Daily Archives: July 31, 2020

I hear with my little ear: Podcasts 16-23 July 2020

Heather Cox Richardson. In her History and Politics Q&A of July 7, she spends quite a bit of time on the electoral college, and reasons that the system is broken. She comments on the letter about cancelling culture published in Harper’s magazine, which rather amazing triggers a cascade of trolling in her comments feed while she’s talking! She also discusses whether Trump will accept defeat, and reminds us that Biden is only the presumptive candidate, and that other Democrat candidates are still in the race in order to influence policy.

In the History of the Republican party broadcast Episode 5, she takes us from the 1870s to the end of the nineteenth century.  The Republican party has cemented itself as the party of big business, it ‘steals’ two elections where the candidate has lost the popular vote but won the electoral college (each time this has happened, it has been a Republican who comes out on top), and it all sounds pretty corrupt. She attributes (rather questionably, I reckon) the 1890s depression to Republican panic-mongering when the Democrats win both the Presidency and Congress (surely this was a worldwide depression- can American politics have that much influence?) – using the trope that the Democrats (read here in Australia- ALP) can’t handle money. This was all pretty detailed stuff.

The Jungle Prince (New York Times)My son recommended this three-part podcast. What an intriguing story- a family squatting on a Lucknow railway station platform for ten years, claiming to be the Royal Family of Oudh; a crumbling 14th century palace in the jungles surrounding New Delhi; a Miss Haversham-like existence inside the palace and a house in Bradford England with a garden full of garden gnomes. Really worth listening to. I listened to The Jungle Prince via Stitcher.

Rear Vision (ABC)  The U.S. election is drawing closer- coronavirus, Black Lives Matter, ‘law and order’ – it’s like watching a movie.
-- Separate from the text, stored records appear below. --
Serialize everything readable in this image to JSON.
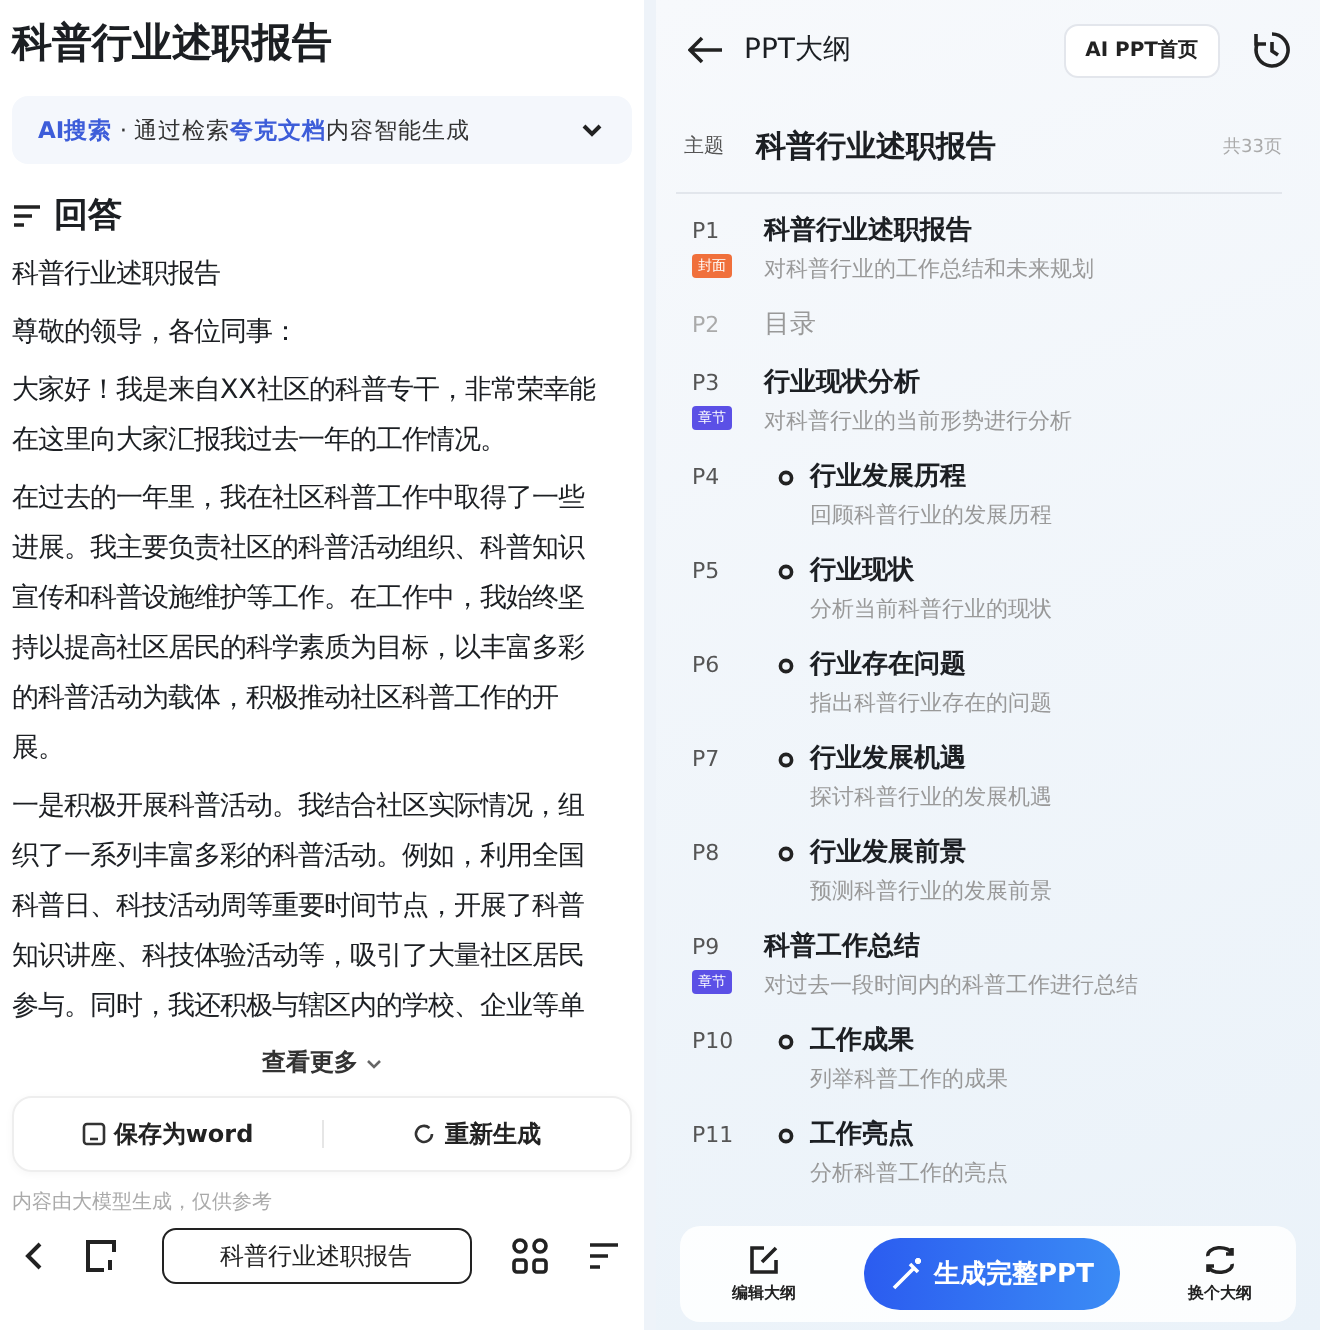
{
  "answer_panel": {
    "title": "科普行业述职报告",
    "search": {
      "accent": "AI",
      "label": "搜索",
      "before": "· 通过检索",
      "link": "夸克文档",
      "after": "内容智能生成"
    },
    "heading": "回答",
    "paragraphs": [
      "科普行业述职报告",
      "尊敬的领导，各位同事：",
      "大家好！我是来自XX社区的科普专干，非常荣幸能在这里向大家汇报我过去一年的工作情况。",
      "在过去的一年里，我在社区科普工作中取得了一些进展。我主要负责社区的科普活动组织、科普知识宣传和科普设施维护等工作。在工作中，我始终坚持以提高社区居民的科学素质为目标，以丰富多彩的科普活动为载体，积极推动社区科普工作的开展。",
      "一是积极开展科普活动。我结合社区实际情况，组织了一系列丰富多彩的科普活动。例如，利用全国科普日、科技活动周等重要时间节点，开展了科普知识讲座、科技体验活动等，吸引了大量社区居民参与。同时，我还积极与辖区内的学校、企业等单"
    ],
    "more": "查看更多",
    "actions": [
      {
        "kind": "save",
        "label": "保存为word"
      },
      {
        "kind": "regenerate",
        "label": "重新生成"
      }
    ],
    "disclaimer": "内容由大模型生成，仅供参考",
    "bottom_bar": {
      "title": "科普行业述职报告"
    }
  },
  "outline_panel": {
    "title": "PPT大纲",
    "home_button": "AI PPT首页",
    "topic": {
      "label": "主题",
      "value": "科普行业述职报告",
      "count": "共33页"
    },
    "items": [
      {
        "page": "P1",
        "kind": "chapter",
        "title": "科普行业述职报告",
        "subtitle": "对科普行业的工作总结和未来规划",
        "tag": "封面",
        "color": "#f0703c"
      },
      {
        "page": "P2",
        "kind": "toc",
        "title": "目录"
      },
      {
        "page": "P3",
        "kind": "chapter",
        "title": "行业现状分析",
        "subtitle": "对科普行业的当前形势进行分析",
        "tag": "章节",
        "color": "#5b50e6"
      },
      {
        "page": "P4",
        "kind": "section",
        "title": "行业发展历程",
        "subtitle": "回顾科普行业的发展历程"
      },
      {
        "page": "P5",
        "kind": "section",
        "title": "行业现状",
        "subtitle": "分析当前科普行业的现状"
      },
      {
        "page": "P6",
        "kind": "section",
        "title": "行业存在问题",
        "subtitle": "指出科普行业存在的问题"
      },
      {
        "page": "P7",
        "kind": "section",
        "title": "行业发展机遇",
        "subtitle": "探讨科普行业的发展机遇"
      },
      {
        "page": "P8",
        "kind": "section",
        "title": "行业发展前景",
        "subtitle": "预测科普行业的发展前景"
      },
      {
        "page": "P9",
        "kind": "chapter",
        "title": "科普工作总结",
        "subtitle": "对过去一段时间内的科普工作进行总结",
        "tag": "章节",
        "color": "#5b50e6"
      },
      {
        "page": "P10",
        "kind": "section",
        "title": "工作成果",
        "subtitle": "列举科普工作的成果"
      },
      {
        "page": "P11",
        "kind": "section",
        "title": "工作亮点",
        "subtitle": "分析科普工作的亮点"
      }
    ],
    "footer": {
      "edit": "编辑大纲",
      "generate": "生成完整PPT",
      "swap": "换个大纲"
    }
  }
}
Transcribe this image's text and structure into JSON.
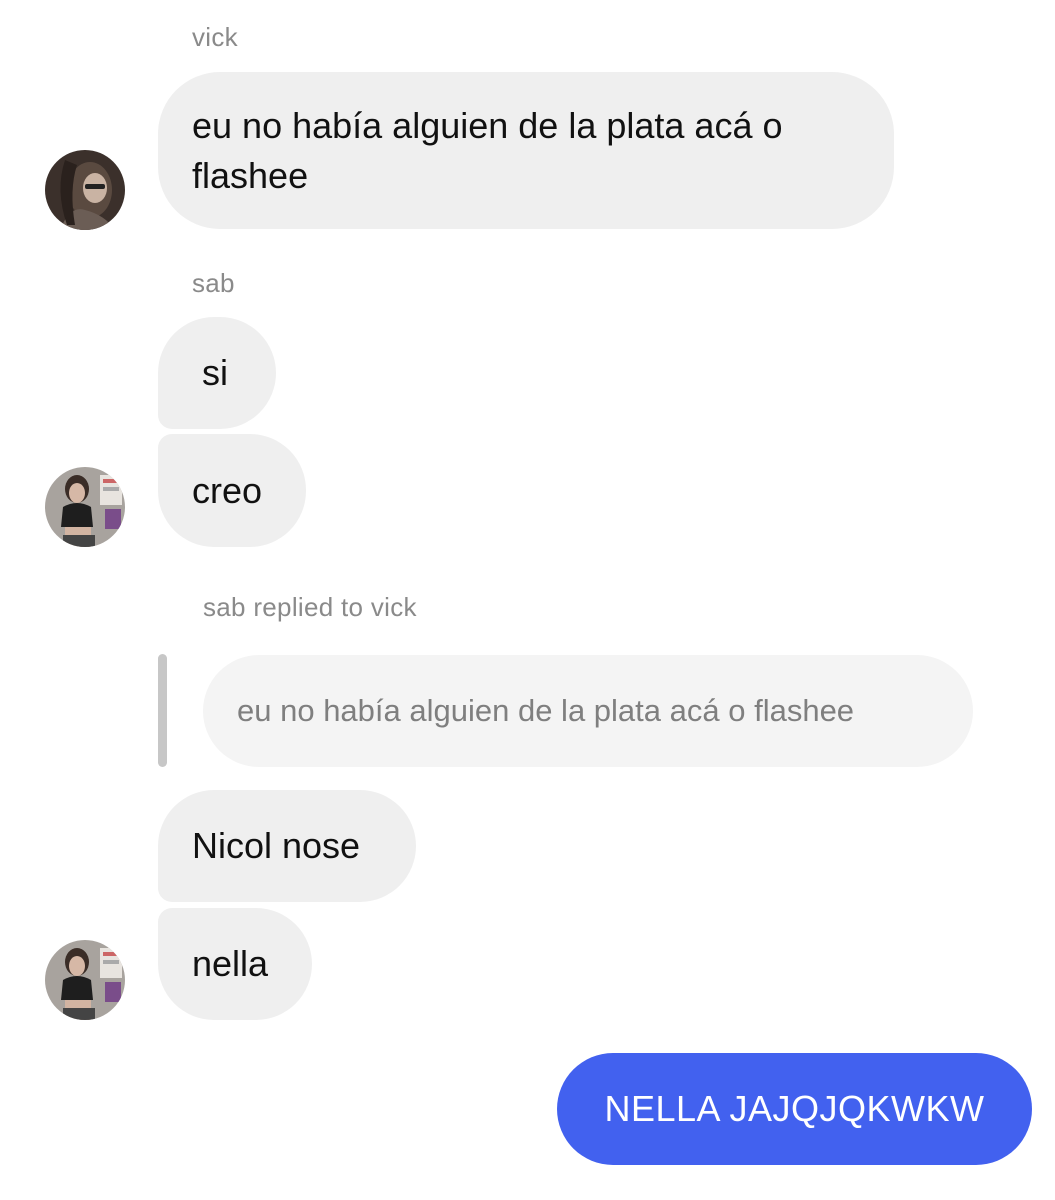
{
  "colors": {
    "received_bubble": "#efefef",
    "reply_bubble": "#f4f4f4",
    "sent_bubble": "#4261ef",
    "sender_name": "#8a8a8a"
  },
  "messages": {
    "group1": {
      "sender": "vick",
      "text_line1": "eu no había alguien de la plata acá o",
      "text_line2": "flashee",
      "avatar": "avatar-vick"
    },
    "group2": {
      "sender": "sab",
      "msg1": "si",
      "msg2": "creo",
      "avatar": "avatar-sab"
    },
    "reply": {
      "header": "sab replied to vick",
      "quoted": "eu no había alguien de la plata acá o flashee"
    },
    "group3": {
      "msg1": "Nicol nose",
      "msg2": "nella",
      "avatar": "avatar-sab"
    },
    "sent": {
      "text": "NELLA JAJQJQKWKW"
    }
  }
}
The Religious Right- politics and God in the USA argues that Reagan and Trump both won their victories through a disguised racism (less so in Trump’s case) that dressed itself in concern about abortion.